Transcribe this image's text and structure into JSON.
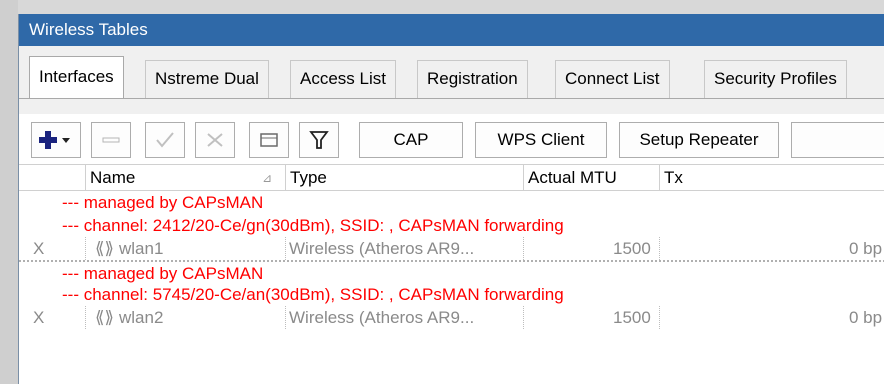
{
  "window": {
    "title": "Wireless Tables"
  },
  "tabs": [
    {
      "label": "Interfaces",
      "active": true
    },
    {
      "label": "Nstreme Dual"
    },
    {
      "label": "Access List"
    },
    {
      "label": "Registration"
    },
    {
      "label": "Connect List"
    },
    {
      "label": "Security Profiles"
    }
  ],
  "toolbar": {
    "cap_label": "CAP",
    "wps_client_label": "WPS Client",
    "setup_repeater_label": "Setup Repeater"
  },
  "table": {
    "columns": [
      "Name",
      "Type",
      "Actual MTU",
      "Tx"
    ],
    "rows": [
      {
        "kind": "comment",
        "text": "--- managed by CAPsMAN"
      },
      {
        "kind": "comment",
        "text": "--- channel: 2412/20-Ce/gn(30dBm), SSID: , CAPsMAN forwarding"
      },
      {
        "kind": "data",
        "flag": "X",
        "name": "wlan1",
        "type": "Wireless (Atheros AR9...",
        "mtu": "1500",
        "tx": "0 bp"
      },
      {
        "kind": "comment",
        "text": "--- managed by CAPsMAN"
      },
      {
        "kind": "comment",
        "text": "--- channel: 5745/20-Ce/an(30dBm), SSID: , CAPsMAN forwarding"
      },
      {
        "kind": "data",
        "flag": "X",
        "name": "wlan2",
        "type": "Wireless (Atheros AR9...",
        "mtu": "1500",
        "tx": "0 bp"
      }
    ]
  },
  "colors": {
    "titlebar": "#2f69a8",
    "comment": "#ff0000",
    "disabled_text": "#8a8a8a"
  }
}
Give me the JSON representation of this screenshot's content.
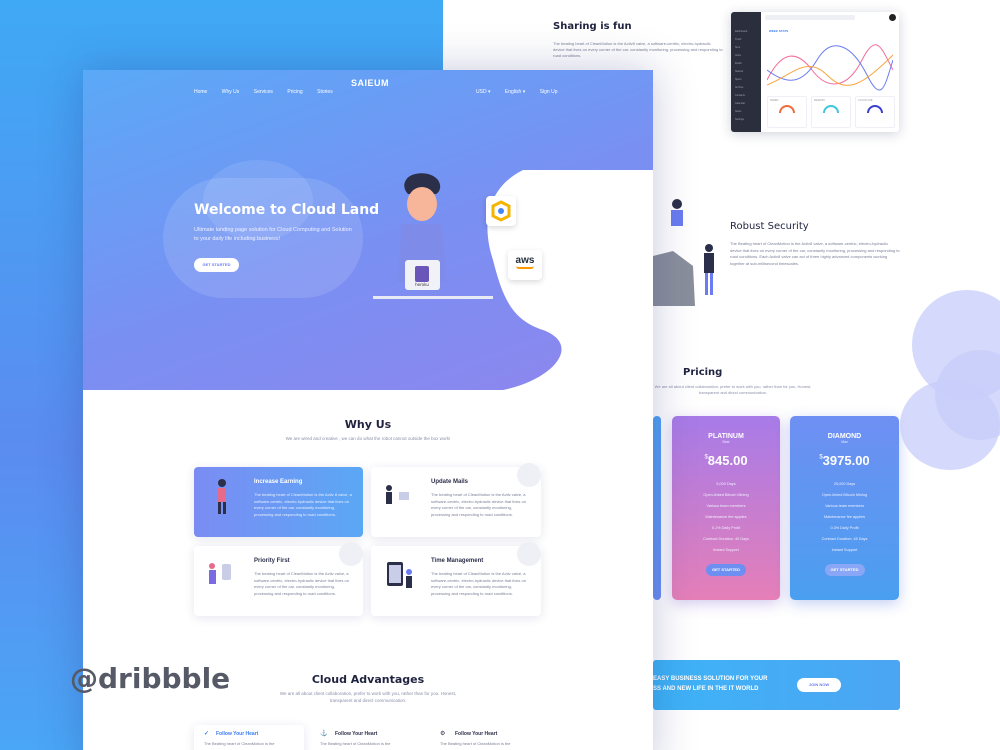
{
  "watermark": "@dribbble",
  "front": {
    "nav": {
      "links": [
        "Home",
        "Why Us",
        "Services",
        "Pricing",
        "Stories"
      ],
      "logo": "SAIEUM",
      "right": [
        "USD ▾",
        "English ▾",
        "Sign Up"
      ]
    },
    "hero": {
      "title": "Welcome to  Cloud Land",
      "subtitle": "Ultimate landing page solution for Cloud Computing and Solution to your daily life including business!",
      "cta": "GET STARTED",
      "laptop_label": "heroku",
      "aws_label": "aws"
    },
    "why": {
      "title": "Why Us",
      "subtitle": "We are wired and creative , we can do what the robot cannot outside the box work!",
      "cards": [
        {
          "title": "Increase Earning",
          "text": "The beating heart of CleanMotion is the Activ 8 valve, a software-centric, electro-hydraulic device that lives on every corner of the car, constantly monitoring, processing and responding to road conditions."
        },
        {
          "title": "Update Mails",
          "text": "The beating heart of CleanMotion is the Activ valve, a software-centric, electro-hydraulic device that lives on every corner of the car, constantly monitoring, processing and responding to road conditions."
        },
        {
          "title": "Priority First",
          "text": "The beating heart of CleanMotion is the Activ valve, a software-centric, electro-hydraulic device that lives on every corner of the car, constantly monitoring, processing and responding to road conditions."
        },
        {
          "title": "Time Management",
          "text": "The beating heart of CleanMotion is the Activ valve, a software-centric, electro-hydraulic device that lives on every corner of the car, constantly monitoring, processing and responding to road conditions."
        }
      ]
    },
    "advantages": {
      "title": "Cloud Advantages",
      "subtitle": "We are all about client collaboration, prefer to work with you, rather than for you. Honest, transparent and direct communication.",
      "items": [
        {
          "title": "Follow Your Heart",
          "text": "The Beating heart of CleanMotion is the"
        },
        {
          "title": "Follow Your Heart",
          "text": "The Beating heart of CleanMotion is the"
        },
        {
          "title": "Follow Your Heart",
          "text": "The Beating heart of CleanMotion is the"
        }
      ]
    }
  },
  "back": {
    "sharing": {
      "title": "Sharing is fun",
      "text": "The beating heart of CleanMotion is the Activ8 valve, a software-centric, electro-hydraulic device that lives on every corner of the car, constantly monitoring, processing and responding to road conditions."
    },
    "security": {
      "title": "Robust Security",
      "text": "The Beating heart of CleanMotion is the Activ8 valve, a software-centric, electro-hydraulic device that lives on every corner of the car, constantly monitoring, processing and responding to road conditions. Each Activ8 valve can act of three highly advanced components working together at sub-millisecond timescales."
    },
    "pricing": {
      "title": "Pricing",
      "subtitle": "We are all about client collaboration, prefer to work with you, rather than for you. Honest, transparent and direct communication.",
      "plans": [
        {
          "name": "PLATINUM",
          "tag": "Best",
          "currency": "$",
          "amount": "845.00",
          "features": [
            "5,000 Days",
            "Open-linked Bitcoin Mining",
            "Various team members",
            "Maintenance fee applies",
            "0.1% Daily Profit",
            "Contract Duration: 45 Days",
            "Instant Support"
          ],
          "cta": "GET STARTED"
        },
        {
          "name": "DIAMOND",
          "tag": "Max",
          "currency": "$",
          "amount": "3975.00",
          "features": [
            "25,000 Days",
            "Open-linked Bitcoin Mining",
            "Various team members",
            "Maintenance fee applies",
            "0.3% Daily Profit",
            "Contract Duration: 45 Days",
            "Instant Support"
          ],
          "cta": "GET STARTED"
        }
      ]
    },
    "banner": {
      "line1": "EASY BUSINESS SOLUTION FOR YOUR",
      "line2": "SS AND NEW LIFE IN THE IT WORLD",
      "cta": "JOIN NOW"
    },
    "dashboard": {
      "menu": [
        "Dashboard",
        "Trash",
        "Sent",
        "Inbox",
        "Drafts",
        "Starred",
        "Spam",
        "Archive",
        "Contacts",
        "Calendar",
        "Notes",
        "Settings"
      ],
      "chart_heading": "WEEK STATS",
      "stats": [
        {
          "label": "SPEED",
          "color": "#f26b3a"
        },
        {
          "label": "MEMORY",
          "color": "#3cc6e0"
        },
        {
          "label": "CLOUD USE",
          "color": "#3b3fd1"
        }
      ]
    }
  },
  "colors": {
    "accent": "#6a7cf0",
    "platinum_top": "#a77be8",
    "platinum_bottom": "#e57fb8",
    "diamond_top": "#6f8ff3",
    "diamond_bottom": "#4a9ff0"
  }
}
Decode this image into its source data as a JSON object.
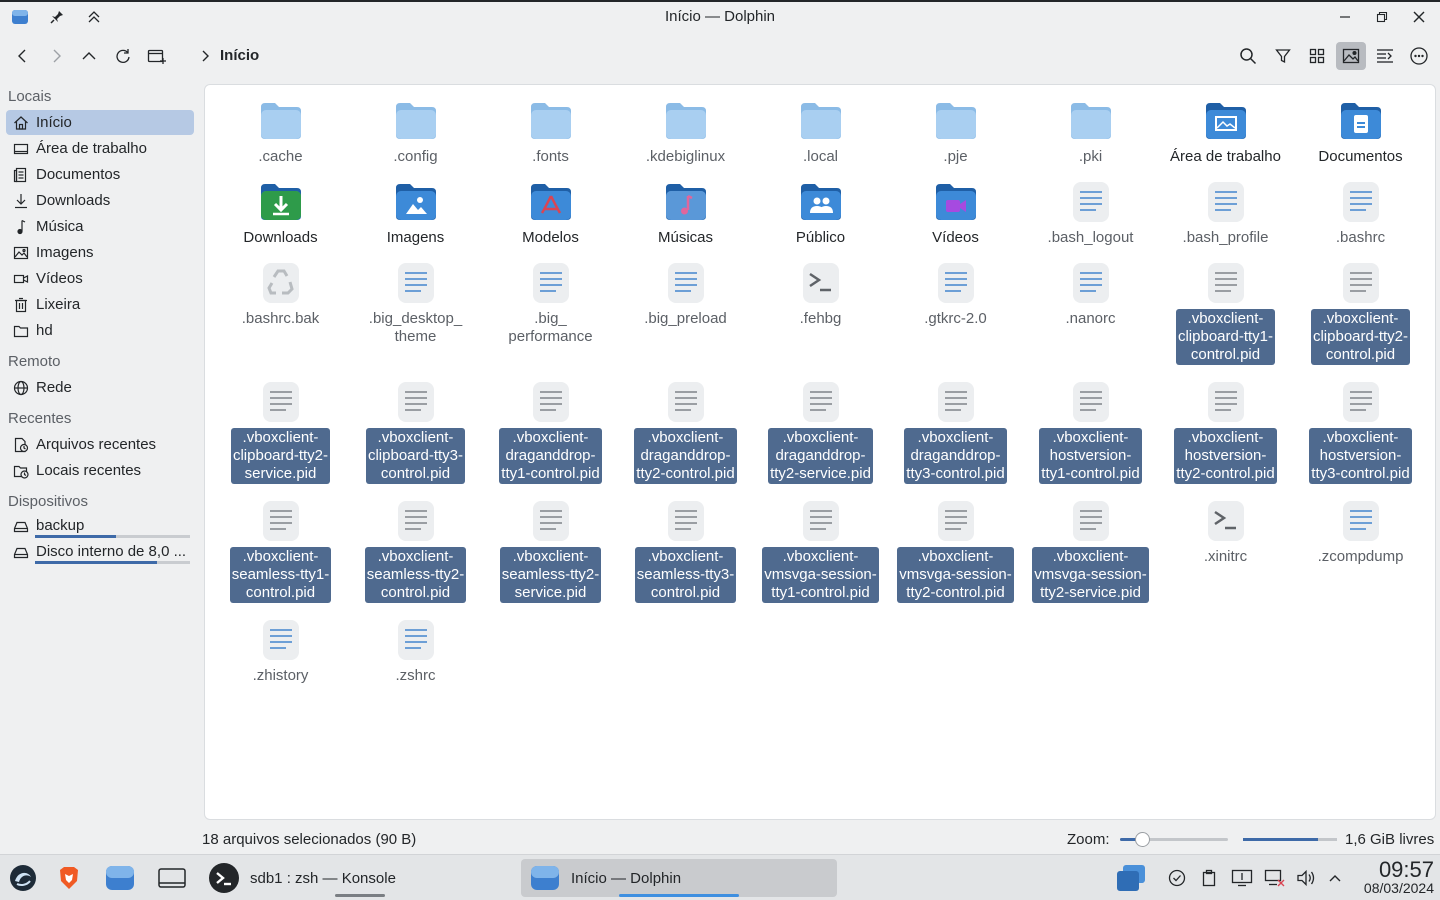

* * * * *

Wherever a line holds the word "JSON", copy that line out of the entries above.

## RESULT OF THIS EXERCISE
Transcribe this image's text and structure into JSON.
Give me the JSON representation of this screenshot's content.
Decode this image into its source data as a JSON object.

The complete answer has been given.